As fraud professionals, it’s natural to focus on preventing fraud losses, but this often comes at the detriment of sales conversion. The nature of model-based risk management platforms and machine learning model training has this bias as well, mainly as a result of the fact that it is much easier to recognize missed fraud than it is to recognize sales insults.
Credit Bureau and fraud prevention services provider TransUnion announced plans to acquire IP geolocation and identity reverse lookup provider Neustar for $3.1 billion in an all cash deal.
According to a recent study, eCommerce merchants in the US have experienced a 140 percent increase in fraud attacks relative to 2020, while every dollar associated with missed fraud costs organizations $3.60 on average, up 15 percent from before the pandemic.
Fraud and risk management strategies tend to focus so much on automated risk decisioning that improving manual review performance is often an afterthought. Consider the cost savings and increased revenue an organization could realize by cutting average order review times while also reducing sales insults and missed fraud on reviewed orders. This is why improving performance of manual reviews is at least equally important as efforts to reduce order review rates.
13% of organizations today have adapted Machine Learning and AI into their fraud detection protocols. Another 25% of organizations plan on converting from a rule-based system within the next two years.
In Europe, digital retail payments were to be become more secure and less susceptible to fraud with the introduction of SCA. Yet a new standard for competition is being set for payment service providers to create SCA payment flows with minimal friction.
The average order value during the Black Friday weekend was up 64 percent year-over-year, but during the entire months of October and November the average order value of fraud attempts was up 70 percent.
False positives were already a pain point for merchants but exacerbated by the pandemic. It is estimated that $146 billion worth of CNP purchase attempts are declined each year and more than half are falsely declined.
More than 36 percent of consumers admitted to falsely claiming a transaction was unauthorized or fraudulent while 31 percent falsely claimed a product never arrived, arrived damaged or was unsatisfactory, according to a recent study. While there is overlap of consumers who have made each of these false claims, this represents a meaningful share of consumers who knowing and willingly committed friendly fraud.
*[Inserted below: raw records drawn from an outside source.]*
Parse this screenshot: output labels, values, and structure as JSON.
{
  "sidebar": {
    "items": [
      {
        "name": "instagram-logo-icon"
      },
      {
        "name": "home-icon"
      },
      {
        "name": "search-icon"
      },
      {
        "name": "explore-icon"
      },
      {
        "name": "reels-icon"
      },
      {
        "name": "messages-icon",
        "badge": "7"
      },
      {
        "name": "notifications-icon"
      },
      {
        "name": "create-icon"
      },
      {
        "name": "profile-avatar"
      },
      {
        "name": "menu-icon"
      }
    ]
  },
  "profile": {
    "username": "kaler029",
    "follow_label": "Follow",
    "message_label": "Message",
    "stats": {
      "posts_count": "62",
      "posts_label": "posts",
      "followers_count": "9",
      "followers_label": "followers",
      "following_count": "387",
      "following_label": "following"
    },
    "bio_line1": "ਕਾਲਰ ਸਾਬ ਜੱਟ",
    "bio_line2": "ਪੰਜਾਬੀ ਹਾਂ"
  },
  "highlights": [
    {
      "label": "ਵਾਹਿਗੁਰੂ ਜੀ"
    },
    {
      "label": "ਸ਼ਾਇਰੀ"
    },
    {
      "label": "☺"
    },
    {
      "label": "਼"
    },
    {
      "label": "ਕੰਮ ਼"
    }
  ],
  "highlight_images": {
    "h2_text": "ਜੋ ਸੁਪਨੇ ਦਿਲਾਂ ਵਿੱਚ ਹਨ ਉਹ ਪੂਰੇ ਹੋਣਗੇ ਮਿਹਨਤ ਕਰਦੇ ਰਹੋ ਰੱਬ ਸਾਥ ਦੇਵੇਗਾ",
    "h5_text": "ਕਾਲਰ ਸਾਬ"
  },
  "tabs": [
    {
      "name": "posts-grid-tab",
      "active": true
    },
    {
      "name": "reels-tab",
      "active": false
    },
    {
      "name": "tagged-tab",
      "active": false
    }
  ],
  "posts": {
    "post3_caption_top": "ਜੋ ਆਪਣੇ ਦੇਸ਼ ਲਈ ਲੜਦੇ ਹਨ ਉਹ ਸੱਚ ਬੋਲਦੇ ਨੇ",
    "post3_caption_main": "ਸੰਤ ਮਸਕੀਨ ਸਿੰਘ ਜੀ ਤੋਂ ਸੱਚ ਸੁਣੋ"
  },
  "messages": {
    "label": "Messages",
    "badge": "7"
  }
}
Merchants are less likely to dispute chargebacks on transactions originating from mobile wallets and significantly less likely to win those they choose to represent. Consumers may be more prone to commit friendly fraud with mobile wallet transactions and the dishonest ones may already be exploiting this trend.